Draw out every line with the word "this" from the listing below.

/---

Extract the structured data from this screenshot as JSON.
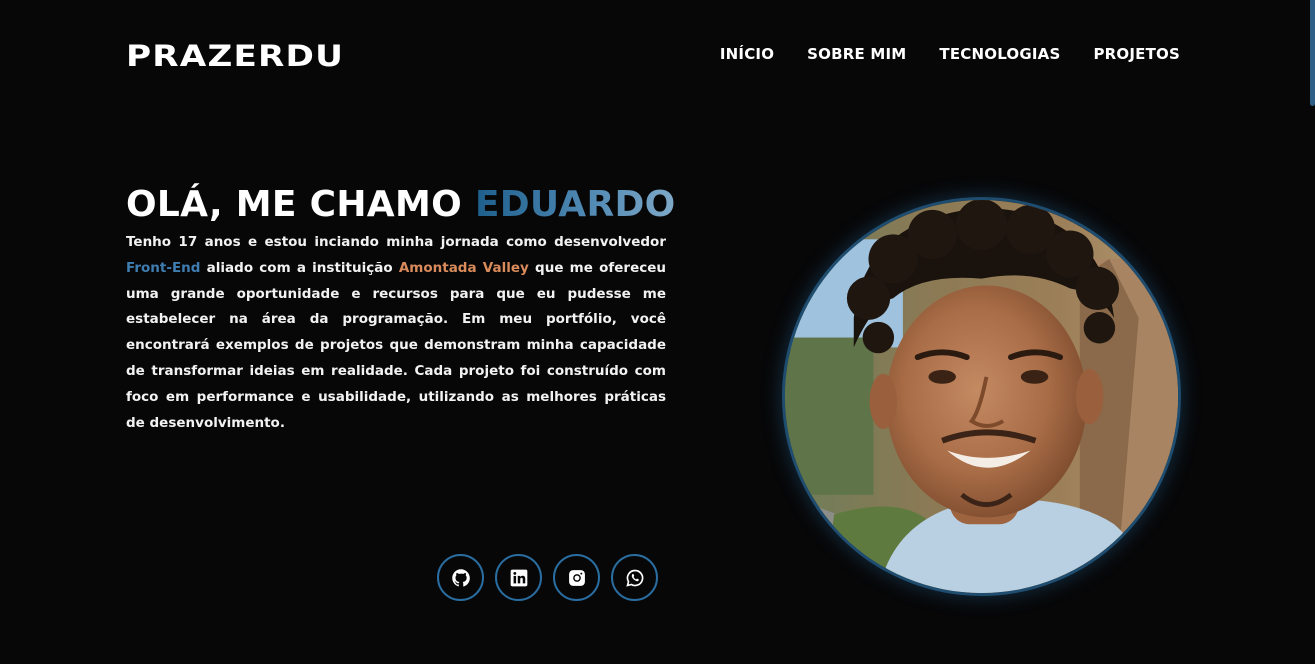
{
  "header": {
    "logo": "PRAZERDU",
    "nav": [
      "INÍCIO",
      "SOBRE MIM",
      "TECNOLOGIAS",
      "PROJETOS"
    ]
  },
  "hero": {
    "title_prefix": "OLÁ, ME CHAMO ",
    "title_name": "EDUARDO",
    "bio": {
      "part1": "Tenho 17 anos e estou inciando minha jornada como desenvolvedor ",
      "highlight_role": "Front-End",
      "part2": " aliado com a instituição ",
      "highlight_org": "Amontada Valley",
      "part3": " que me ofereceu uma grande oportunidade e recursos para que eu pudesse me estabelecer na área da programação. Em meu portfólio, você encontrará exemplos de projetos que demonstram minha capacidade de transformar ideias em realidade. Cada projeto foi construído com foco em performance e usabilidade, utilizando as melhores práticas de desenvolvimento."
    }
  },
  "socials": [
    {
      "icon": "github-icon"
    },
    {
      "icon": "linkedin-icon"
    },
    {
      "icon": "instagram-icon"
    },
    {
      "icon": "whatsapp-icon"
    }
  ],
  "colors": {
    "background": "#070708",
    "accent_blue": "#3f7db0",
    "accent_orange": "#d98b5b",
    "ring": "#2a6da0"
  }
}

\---
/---

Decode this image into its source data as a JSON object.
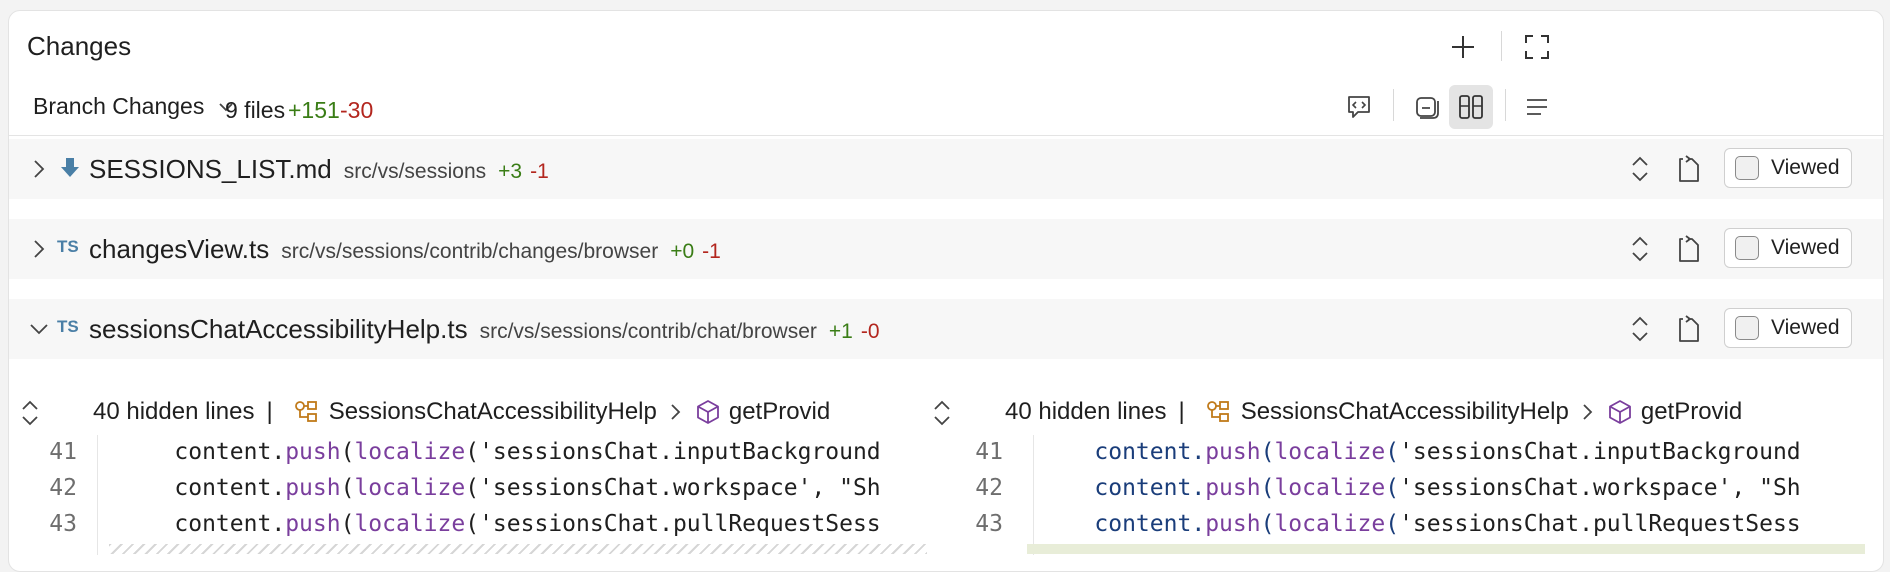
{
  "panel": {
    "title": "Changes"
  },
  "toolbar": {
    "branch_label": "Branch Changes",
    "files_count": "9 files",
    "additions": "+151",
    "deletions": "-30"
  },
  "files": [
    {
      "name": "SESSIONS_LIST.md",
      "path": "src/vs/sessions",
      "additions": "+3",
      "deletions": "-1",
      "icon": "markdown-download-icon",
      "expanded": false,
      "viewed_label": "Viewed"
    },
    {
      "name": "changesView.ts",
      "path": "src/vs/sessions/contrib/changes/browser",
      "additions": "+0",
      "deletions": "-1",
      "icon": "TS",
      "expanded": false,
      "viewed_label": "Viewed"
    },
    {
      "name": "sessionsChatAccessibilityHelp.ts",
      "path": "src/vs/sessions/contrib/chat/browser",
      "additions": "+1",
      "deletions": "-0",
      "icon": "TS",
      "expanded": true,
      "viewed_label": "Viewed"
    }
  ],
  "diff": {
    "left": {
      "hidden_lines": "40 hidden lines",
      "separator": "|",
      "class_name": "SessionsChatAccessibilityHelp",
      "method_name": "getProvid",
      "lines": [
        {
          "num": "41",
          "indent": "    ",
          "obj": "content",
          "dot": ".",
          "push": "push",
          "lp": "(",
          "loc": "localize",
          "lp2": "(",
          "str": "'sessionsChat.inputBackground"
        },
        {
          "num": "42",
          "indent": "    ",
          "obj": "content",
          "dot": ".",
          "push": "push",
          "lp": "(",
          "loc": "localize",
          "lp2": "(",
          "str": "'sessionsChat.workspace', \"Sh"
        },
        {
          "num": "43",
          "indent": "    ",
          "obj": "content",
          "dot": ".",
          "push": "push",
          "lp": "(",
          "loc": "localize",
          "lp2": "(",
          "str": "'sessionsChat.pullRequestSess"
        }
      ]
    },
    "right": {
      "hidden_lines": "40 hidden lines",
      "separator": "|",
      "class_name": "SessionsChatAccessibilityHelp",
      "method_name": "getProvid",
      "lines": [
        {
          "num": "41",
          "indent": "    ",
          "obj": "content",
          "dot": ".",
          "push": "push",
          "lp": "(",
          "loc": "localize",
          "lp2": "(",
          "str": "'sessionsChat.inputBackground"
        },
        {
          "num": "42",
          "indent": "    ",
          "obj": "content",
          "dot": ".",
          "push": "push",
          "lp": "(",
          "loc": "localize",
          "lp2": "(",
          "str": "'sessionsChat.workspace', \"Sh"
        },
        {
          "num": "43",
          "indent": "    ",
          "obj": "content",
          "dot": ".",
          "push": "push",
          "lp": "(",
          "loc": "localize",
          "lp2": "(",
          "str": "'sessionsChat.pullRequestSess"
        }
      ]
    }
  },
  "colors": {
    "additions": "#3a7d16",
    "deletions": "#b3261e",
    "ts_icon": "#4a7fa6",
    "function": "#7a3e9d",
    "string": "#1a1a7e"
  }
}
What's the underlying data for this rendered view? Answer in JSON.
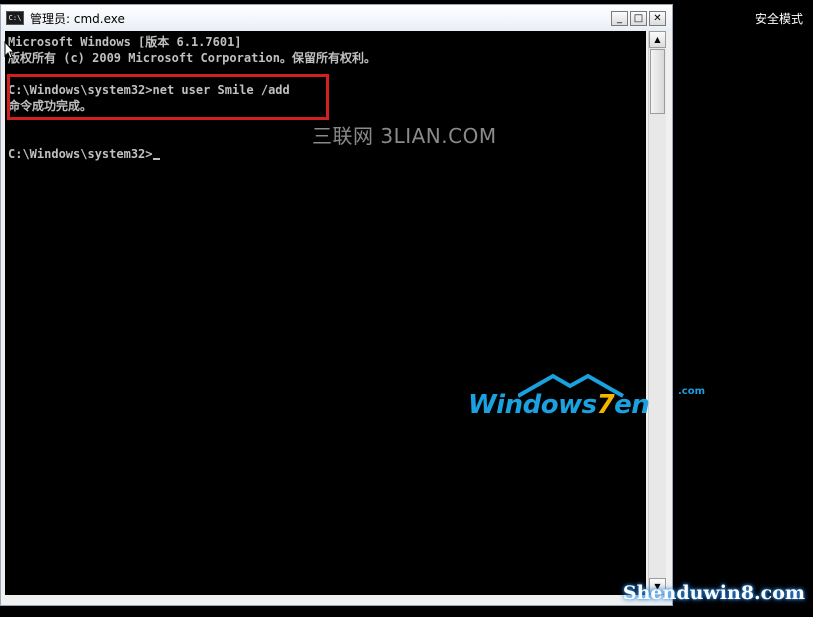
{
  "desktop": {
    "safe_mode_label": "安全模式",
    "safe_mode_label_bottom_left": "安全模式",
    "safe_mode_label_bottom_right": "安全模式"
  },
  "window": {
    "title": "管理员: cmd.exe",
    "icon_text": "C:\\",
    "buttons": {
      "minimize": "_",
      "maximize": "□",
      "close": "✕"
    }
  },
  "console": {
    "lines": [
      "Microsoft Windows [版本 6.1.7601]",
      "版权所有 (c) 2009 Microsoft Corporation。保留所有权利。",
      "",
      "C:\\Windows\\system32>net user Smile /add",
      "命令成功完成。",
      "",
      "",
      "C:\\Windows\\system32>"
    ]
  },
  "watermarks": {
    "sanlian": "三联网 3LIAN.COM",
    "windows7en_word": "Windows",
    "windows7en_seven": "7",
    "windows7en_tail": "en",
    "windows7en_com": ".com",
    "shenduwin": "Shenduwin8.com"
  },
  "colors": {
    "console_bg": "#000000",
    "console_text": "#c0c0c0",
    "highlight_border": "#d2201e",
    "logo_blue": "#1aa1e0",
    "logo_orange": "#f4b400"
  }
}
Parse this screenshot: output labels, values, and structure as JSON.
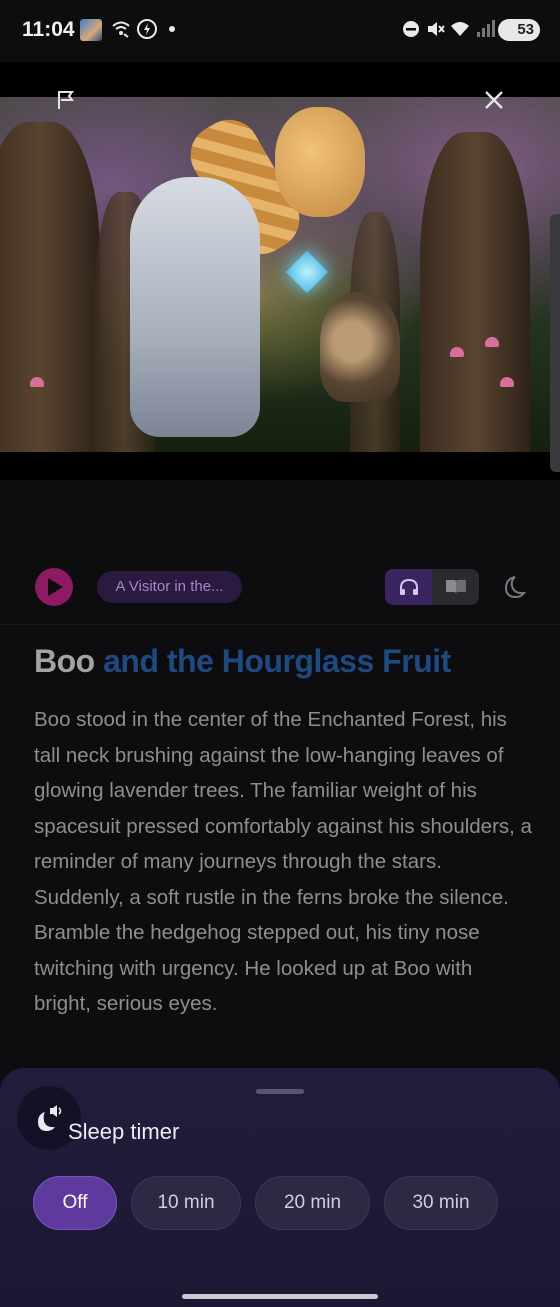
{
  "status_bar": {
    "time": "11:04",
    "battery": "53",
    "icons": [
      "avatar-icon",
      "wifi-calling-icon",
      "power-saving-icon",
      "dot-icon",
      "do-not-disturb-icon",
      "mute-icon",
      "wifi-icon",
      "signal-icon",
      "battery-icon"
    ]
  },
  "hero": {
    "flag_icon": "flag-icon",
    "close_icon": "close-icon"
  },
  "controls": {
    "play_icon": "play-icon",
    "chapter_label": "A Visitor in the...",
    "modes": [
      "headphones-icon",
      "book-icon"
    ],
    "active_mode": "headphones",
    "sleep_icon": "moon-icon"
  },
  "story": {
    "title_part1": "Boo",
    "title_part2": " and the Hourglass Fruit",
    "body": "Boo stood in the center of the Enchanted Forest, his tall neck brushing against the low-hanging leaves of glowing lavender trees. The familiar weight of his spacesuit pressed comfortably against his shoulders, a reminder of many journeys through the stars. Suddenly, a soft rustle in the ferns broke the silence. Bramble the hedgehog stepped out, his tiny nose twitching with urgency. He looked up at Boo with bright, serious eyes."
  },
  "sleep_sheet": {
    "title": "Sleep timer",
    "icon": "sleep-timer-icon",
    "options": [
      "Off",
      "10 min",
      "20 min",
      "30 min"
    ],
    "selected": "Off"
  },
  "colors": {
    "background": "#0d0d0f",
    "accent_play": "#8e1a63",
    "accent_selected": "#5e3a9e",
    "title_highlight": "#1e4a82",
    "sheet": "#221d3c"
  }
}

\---

> [Worked solution]
Extract the structured data from this screenshot as JSON.
Decode this image into its source data as a JSON object.
What's the underlying data for this rendered view? Answer in JSON.
Parse this screenshot: output labels, values, and structure as JSON.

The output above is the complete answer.